Data excerpts START
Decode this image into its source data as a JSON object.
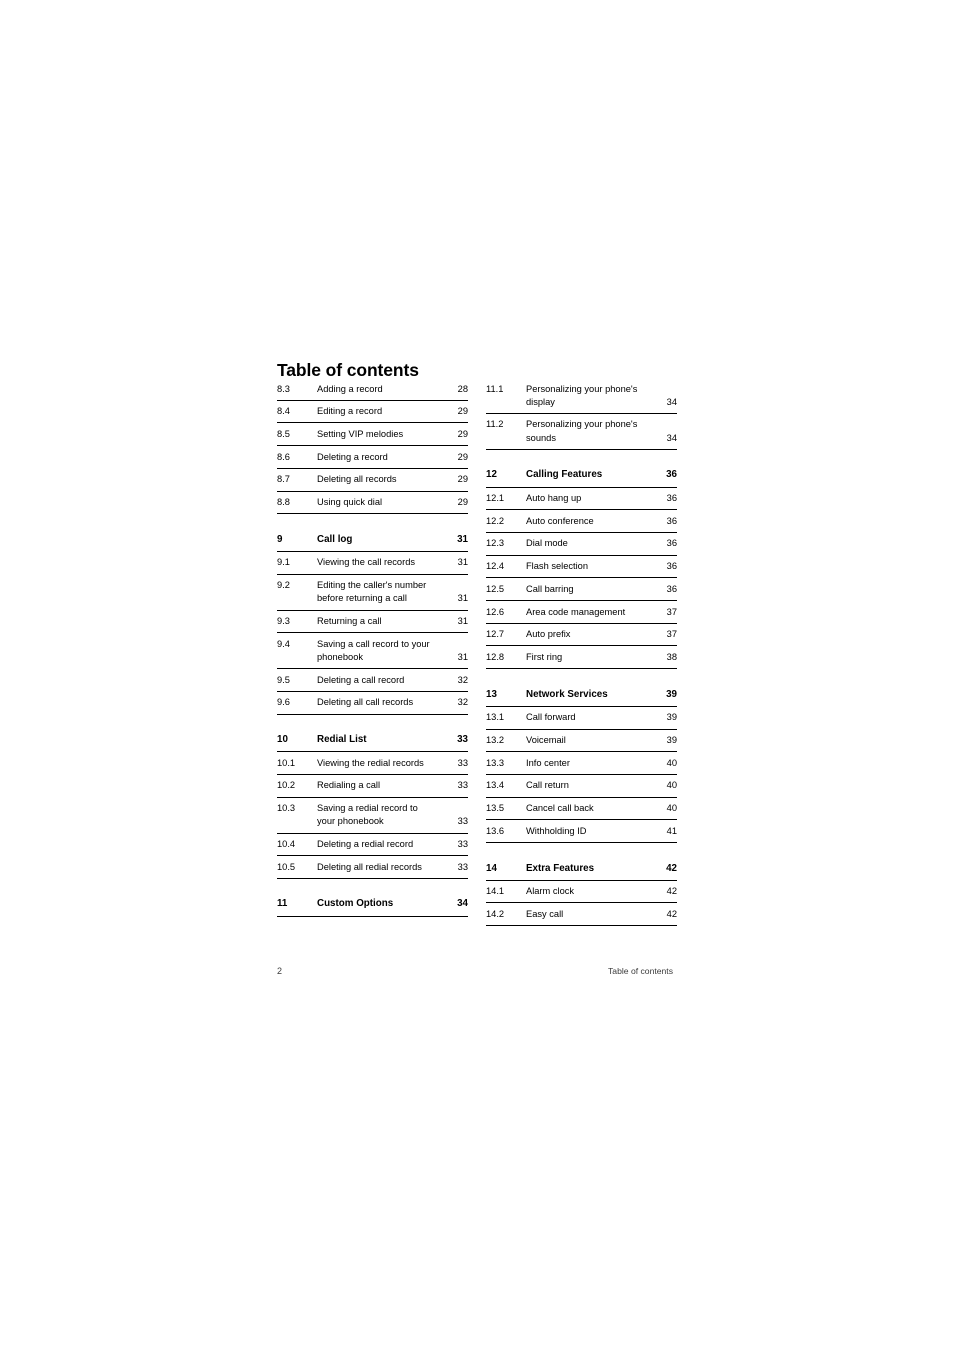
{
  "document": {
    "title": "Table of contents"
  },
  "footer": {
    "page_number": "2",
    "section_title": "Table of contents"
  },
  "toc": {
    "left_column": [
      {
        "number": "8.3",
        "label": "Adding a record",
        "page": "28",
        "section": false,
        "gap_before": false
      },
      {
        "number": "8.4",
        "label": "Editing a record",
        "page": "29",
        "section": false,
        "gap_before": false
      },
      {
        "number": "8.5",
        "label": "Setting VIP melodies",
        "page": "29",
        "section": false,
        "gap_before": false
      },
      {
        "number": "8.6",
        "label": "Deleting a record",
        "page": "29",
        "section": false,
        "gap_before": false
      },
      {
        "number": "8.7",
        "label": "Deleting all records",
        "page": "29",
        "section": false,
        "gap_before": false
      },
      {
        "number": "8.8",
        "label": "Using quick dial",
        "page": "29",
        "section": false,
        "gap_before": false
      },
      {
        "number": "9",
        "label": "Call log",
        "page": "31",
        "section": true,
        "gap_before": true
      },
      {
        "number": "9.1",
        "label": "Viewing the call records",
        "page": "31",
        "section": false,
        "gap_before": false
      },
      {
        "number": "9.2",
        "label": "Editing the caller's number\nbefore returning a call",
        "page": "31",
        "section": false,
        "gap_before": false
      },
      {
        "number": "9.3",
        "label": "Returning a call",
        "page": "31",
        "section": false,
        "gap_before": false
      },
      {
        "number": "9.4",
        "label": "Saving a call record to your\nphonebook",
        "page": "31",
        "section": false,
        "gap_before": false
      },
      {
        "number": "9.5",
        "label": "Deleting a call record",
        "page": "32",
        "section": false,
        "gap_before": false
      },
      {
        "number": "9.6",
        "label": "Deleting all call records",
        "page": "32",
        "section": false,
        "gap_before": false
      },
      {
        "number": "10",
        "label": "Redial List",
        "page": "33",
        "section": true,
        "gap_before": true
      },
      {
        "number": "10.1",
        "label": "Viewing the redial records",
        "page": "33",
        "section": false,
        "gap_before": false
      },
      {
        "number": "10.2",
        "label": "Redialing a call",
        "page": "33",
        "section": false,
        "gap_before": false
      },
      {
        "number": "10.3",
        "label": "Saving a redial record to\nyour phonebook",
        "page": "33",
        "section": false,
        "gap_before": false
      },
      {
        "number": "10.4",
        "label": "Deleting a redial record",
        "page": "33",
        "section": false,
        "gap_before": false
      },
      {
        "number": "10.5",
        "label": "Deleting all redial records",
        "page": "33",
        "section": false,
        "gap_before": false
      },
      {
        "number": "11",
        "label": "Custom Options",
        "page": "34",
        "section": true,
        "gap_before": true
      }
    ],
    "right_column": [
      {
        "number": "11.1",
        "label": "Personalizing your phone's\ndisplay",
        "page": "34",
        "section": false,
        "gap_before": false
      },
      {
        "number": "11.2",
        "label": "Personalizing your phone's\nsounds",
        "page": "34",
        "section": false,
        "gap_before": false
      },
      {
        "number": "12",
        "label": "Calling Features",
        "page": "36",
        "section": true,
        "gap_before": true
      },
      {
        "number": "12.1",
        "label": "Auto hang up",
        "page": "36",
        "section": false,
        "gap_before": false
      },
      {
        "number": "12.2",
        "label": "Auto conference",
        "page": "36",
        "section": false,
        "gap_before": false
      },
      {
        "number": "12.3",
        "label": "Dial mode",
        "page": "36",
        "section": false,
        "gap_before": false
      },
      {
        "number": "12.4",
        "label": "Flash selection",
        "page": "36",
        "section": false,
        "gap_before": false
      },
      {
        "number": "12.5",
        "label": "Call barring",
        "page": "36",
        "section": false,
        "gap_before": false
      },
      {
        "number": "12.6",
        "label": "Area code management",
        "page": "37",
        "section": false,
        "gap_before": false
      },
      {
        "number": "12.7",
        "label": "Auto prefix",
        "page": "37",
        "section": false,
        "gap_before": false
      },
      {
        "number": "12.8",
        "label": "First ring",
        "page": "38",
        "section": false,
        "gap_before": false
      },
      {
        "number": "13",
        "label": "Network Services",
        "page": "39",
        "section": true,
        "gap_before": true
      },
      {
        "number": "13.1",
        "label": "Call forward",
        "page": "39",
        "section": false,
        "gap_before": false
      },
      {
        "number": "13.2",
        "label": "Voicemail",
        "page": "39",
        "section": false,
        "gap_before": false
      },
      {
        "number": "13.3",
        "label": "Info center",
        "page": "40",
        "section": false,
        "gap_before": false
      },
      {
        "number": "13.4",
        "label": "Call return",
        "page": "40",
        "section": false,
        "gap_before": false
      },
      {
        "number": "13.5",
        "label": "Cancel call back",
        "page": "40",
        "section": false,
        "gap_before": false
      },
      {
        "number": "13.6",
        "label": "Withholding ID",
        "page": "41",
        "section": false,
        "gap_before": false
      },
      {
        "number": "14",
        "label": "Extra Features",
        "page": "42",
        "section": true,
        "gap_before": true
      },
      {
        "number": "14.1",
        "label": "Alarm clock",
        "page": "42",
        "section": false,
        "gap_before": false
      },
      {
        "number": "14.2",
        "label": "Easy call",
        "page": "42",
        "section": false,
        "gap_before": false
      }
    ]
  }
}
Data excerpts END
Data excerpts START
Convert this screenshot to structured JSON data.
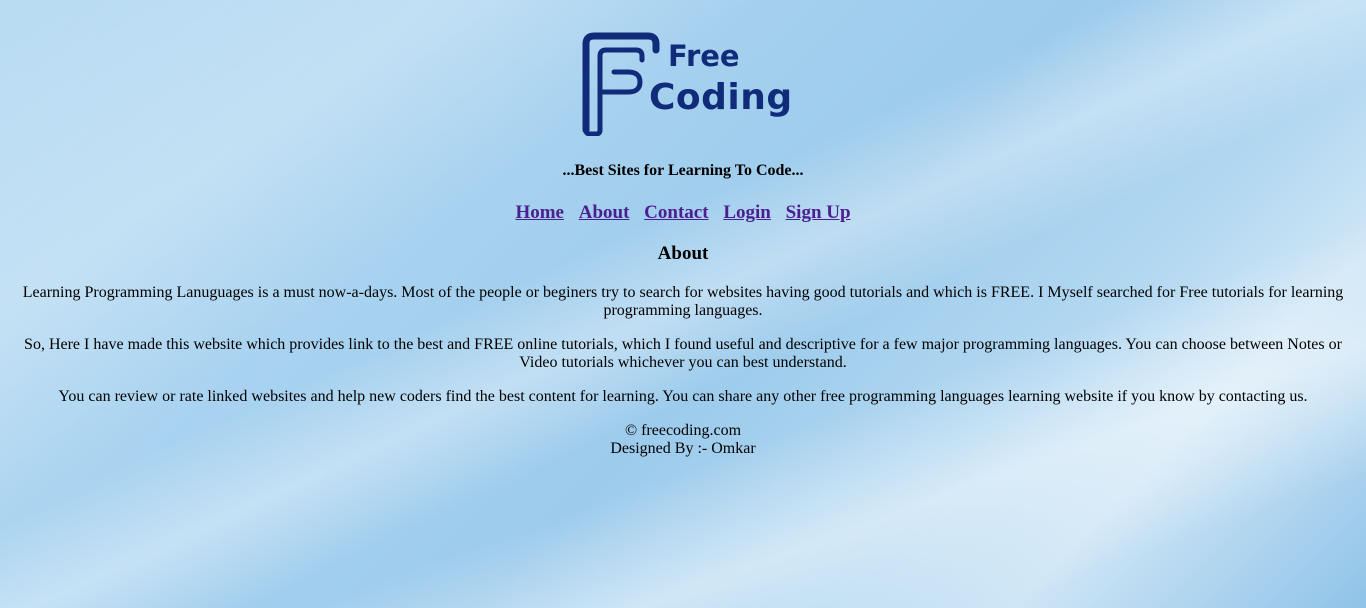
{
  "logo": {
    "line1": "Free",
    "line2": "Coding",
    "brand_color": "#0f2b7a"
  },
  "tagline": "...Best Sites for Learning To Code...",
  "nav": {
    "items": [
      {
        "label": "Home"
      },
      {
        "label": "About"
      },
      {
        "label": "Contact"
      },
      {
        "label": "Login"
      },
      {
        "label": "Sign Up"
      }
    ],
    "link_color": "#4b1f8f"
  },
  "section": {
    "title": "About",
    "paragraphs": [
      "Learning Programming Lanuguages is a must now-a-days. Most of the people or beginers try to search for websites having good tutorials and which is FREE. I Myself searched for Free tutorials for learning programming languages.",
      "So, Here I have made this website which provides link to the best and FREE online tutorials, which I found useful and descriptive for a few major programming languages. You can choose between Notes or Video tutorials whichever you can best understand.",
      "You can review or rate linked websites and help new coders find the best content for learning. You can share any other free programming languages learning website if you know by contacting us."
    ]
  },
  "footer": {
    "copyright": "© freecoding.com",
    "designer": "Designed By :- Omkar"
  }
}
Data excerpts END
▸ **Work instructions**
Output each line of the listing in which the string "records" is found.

▸ **Task output**
        "label": "Deleting all records",
        "label": "Viewing the call records",
        "label": "Deleting all call records",
        "label": "Viewing the redial records",
        "label": "Deleting all redial records",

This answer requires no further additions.